Acute myeloid leukemia (AML) is caused by damage to the DNA of developing cells in your bone marrow, causing blood cell production to go awry. The bone marrow produces immature cells that develop into leukemic white blood cells called myeloblasts. Because these abnormal cells are unable to function properly, they can build up and crowd out healthy cells. Most DNA changes related to AML occur during a person’s lifetime, rather than having been inherited before birth. In most cases, it is not clear what causes the DNA mutations that lead to leukemia; however, radiation, exposure to certain chemicals and some chemotherapy drugs are known risk factors for AML. They seem to happen more often as we age, which might help explain why AML usually occurs in older people.
Mutations in specific genes are found in many cases of AML, but larger changes in one or more chromosomes are also common. Although these changes involve larger pieces of DNA, their effects are most likely caused by changes in just one or a few genes that are on that part of the chromosome. There are several types of chromosome changes that may be found in AML cells. They are as follows:
1. Translocations are the most common type of DNA change that can lead to leukemia. This means that a part of one chromosome breaks off and becomes attached to a different chromosome, and where the breakage occurs can affect nearby genes.
2. Deletions are another type of chromosome change. This occurs when part of a chromosome is lost, which can result in the cell losing a gene that helped keep its growth in
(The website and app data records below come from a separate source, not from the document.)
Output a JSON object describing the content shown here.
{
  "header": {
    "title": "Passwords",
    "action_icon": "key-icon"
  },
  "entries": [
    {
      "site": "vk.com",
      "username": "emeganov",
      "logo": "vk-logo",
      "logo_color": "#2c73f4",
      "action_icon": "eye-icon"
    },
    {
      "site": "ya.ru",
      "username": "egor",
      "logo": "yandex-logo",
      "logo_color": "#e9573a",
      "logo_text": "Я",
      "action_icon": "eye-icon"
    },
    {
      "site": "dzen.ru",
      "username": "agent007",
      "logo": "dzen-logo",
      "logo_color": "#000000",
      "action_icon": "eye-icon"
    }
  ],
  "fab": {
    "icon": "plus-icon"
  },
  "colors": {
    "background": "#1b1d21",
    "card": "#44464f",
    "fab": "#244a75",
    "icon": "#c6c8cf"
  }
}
3. Inversions are a third type of chromosome change. This occurs when part of a chromosome gets turned around, resulting in it now being in reverse order. This can lead to the loss of a gene, or genes, because the cell can no longer “read its instructions”.
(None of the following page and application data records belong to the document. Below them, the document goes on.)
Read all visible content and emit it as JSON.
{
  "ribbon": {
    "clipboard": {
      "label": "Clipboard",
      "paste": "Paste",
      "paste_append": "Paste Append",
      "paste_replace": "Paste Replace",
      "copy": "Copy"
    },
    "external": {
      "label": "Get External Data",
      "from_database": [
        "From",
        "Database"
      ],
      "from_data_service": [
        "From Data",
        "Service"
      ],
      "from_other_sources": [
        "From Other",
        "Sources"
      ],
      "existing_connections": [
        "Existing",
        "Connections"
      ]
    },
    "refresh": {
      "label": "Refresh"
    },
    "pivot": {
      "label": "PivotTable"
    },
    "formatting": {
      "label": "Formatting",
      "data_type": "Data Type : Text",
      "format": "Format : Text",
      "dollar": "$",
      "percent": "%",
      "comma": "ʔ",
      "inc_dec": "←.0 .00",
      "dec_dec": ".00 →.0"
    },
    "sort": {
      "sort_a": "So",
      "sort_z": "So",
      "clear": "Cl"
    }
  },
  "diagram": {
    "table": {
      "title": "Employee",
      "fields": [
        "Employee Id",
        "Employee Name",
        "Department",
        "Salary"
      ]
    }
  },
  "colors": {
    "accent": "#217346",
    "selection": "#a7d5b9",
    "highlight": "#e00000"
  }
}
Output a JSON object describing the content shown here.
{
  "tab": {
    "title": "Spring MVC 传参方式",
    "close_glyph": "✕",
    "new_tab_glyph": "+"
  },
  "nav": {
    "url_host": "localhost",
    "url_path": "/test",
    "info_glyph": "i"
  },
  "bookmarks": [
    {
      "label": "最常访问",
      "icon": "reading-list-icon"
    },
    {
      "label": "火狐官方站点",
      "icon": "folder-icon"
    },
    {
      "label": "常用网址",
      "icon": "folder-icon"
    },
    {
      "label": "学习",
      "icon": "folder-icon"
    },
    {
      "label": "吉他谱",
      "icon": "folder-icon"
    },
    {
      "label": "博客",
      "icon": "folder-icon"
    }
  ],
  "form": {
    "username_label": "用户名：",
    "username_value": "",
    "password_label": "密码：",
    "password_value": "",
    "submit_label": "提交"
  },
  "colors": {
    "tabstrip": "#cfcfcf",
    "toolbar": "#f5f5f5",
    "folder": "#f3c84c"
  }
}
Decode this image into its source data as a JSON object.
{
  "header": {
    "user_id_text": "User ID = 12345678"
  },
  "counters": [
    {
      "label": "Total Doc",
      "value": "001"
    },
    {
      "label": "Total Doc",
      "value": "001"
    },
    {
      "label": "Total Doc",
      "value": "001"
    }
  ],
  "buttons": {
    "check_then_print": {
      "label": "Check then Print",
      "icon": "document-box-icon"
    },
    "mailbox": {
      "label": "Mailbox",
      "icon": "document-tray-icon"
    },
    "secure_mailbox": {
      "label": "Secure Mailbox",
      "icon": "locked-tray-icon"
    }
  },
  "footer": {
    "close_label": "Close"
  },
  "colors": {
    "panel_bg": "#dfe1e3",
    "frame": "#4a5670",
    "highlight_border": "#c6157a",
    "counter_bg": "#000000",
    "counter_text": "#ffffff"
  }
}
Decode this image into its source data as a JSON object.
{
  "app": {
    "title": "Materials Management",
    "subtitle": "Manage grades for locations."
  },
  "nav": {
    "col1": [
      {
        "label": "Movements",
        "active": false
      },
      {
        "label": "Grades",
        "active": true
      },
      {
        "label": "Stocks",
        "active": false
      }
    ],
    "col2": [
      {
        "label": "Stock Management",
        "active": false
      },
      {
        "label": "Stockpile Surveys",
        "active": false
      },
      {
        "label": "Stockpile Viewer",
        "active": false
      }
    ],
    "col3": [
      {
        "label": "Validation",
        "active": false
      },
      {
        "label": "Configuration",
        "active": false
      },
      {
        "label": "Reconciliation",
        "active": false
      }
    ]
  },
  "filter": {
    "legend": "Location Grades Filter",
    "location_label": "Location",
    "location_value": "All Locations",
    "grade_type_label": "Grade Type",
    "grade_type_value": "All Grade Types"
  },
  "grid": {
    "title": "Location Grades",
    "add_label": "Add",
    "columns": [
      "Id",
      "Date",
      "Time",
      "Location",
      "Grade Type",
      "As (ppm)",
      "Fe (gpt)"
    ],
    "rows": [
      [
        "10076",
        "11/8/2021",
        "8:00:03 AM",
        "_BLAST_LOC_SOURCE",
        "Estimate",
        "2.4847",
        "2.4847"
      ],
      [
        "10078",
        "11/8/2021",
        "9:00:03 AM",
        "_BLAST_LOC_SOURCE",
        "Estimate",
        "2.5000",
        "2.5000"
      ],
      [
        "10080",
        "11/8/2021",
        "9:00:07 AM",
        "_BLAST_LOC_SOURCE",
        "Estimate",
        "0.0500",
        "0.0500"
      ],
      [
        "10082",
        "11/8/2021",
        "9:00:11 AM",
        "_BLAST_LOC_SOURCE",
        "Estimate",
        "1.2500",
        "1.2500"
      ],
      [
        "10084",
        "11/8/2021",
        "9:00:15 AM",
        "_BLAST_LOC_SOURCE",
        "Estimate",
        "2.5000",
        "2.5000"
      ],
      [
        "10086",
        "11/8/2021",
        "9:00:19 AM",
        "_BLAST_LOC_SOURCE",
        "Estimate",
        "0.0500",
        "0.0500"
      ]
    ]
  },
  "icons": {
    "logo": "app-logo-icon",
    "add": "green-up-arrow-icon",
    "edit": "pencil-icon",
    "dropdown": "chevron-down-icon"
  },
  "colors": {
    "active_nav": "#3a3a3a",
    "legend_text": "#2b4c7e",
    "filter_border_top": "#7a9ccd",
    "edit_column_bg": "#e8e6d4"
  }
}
4. Lastly, Additional or duplication of chromosomes means that there is an extra chromosome or part of a chromosome, resulting in too many copies of certain genes within the cell.
Some people with certain types of cancer have inherited DNA mutations from a parent that increase their risk for the disease. Some congenital disorders that predispose patients to AML include Bloom syndrome, Down syndrome, congenital neutropenia, and neurofibromatosis. Usually, these patients develop AML during childhood, however, some may present in young adulthood.
If you or a loved one has been diagnosed with AML as a result of radiation, chemical or other type of exposure, you may be entitled to compensation. The attorneys at Madeksho Law Firm, PLLC have been litigating these types of cases for decades, and have extensive experience in this area.